Davis Knobloch is a veteran conductor and music educator in Westchester County. He recently retired from Horace Greeley High School, Chappaqua Central Schools, after conducting and directing the orchestra and chamber music programs for the past 35 years. Throughout this length of time, Mr. Knobloch worked with numerous Westchester County School Music festivals as conductor and chairing the Orchestral programs.
Mr. Knobloch has also conducted Hoff Barthelson’s Summer Music Program for 14 summers, the Putnam Symphony, was a guest conductor for the Eastern District Junior Concert for the Massachusetts Music Educators Association,and taught String Pedegogy at Concordia College. Recently, Mr. Knobloch joined the Chappaqua Orchestra Board of Directors for the second time. He currently holds the position of Assistant Conductor of the Chappaqua Orchestra, performs in the cello sections of the Chappaqua Orchestra, the Yonkers Philharmonic, and the St. Thomas Orchestra in Mamaroneck.
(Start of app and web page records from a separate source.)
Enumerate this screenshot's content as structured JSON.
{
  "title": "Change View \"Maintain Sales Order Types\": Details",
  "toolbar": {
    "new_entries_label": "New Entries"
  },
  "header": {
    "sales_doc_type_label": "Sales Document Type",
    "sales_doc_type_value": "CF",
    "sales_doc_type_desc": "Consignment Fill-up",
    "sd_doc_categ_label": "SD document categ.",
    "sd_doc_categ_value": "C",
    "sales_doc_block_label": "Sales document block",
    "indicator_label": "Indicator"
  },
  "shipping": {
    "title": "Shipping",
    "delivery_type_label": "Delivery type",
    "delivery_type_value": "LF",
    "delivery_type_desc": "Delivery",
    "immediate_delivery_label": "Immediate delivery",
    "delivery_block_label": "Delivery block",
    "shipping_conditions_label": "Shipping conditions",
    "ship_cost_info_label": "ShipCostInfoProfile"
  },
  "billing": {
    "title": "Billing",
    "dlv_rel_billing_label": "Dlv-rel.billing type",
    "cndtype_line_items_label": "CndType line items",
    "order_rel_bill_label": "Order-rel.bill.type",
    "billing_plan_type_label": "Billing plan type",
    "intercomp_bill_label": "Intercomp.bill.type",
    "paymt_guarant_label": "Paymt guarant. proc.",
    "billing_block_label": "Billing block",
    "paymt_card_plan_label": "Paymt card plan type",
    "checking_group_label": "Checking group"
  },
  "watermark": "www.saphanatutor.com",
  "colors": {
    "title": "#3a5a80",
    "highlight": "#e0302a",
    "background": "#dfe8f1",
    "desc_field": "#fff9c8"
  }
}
Mr. Knobloch’s music training began in high school attending the High School of Music and Art, NYC. He received his Bachelor of Music Education Degree from Boston Conservatory of Music, Dance, and drama. After graduating, Mr. Knobloch was Associate Principalcellist in the Orchesta Sinfonica Nacional de Ecuador, Quito, Ecuador for 2 years. Returning to the States, he earned his Master of Music Degree in Performance at S.U.N.Y. at Stony Brook.